» **Task statement**
Copy each line of the records below that has "Home" in it.

» **Data for this task**

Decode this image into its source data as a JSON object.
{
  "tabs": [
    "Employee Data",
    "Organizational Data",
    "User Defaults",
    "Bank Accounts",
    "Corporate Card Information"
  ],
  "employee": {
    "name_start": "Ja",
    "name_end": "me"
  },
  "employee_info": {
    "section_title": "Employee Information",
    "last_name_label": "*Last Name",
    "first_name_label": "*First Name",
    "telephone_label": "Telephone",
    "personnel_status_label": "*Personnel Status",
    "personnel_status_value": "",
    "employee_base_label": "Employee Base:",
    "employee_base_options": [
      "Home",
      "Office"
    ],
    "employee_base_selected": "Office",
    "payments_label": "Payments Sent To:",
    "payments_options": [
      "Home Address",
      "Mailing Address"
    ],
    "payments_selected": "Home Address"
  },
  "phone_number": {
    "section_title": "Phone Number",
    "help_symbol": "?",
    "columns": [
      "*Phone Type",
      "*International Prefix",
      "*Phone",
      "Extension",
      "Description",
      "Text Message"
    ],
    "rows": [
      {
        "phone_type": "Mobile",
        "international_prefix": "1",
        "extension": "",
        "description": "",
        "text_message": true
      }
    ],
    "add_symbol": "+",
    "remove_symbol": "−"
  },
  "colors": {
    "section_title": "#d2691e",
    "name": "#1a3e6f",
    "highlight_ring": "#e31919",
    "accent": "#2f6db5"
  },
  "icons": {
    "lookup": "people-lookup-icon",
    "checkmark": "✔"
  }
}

» **Output for this exercise**
      "Home",
      "Home Address",
    "payments_selected": "Home Address"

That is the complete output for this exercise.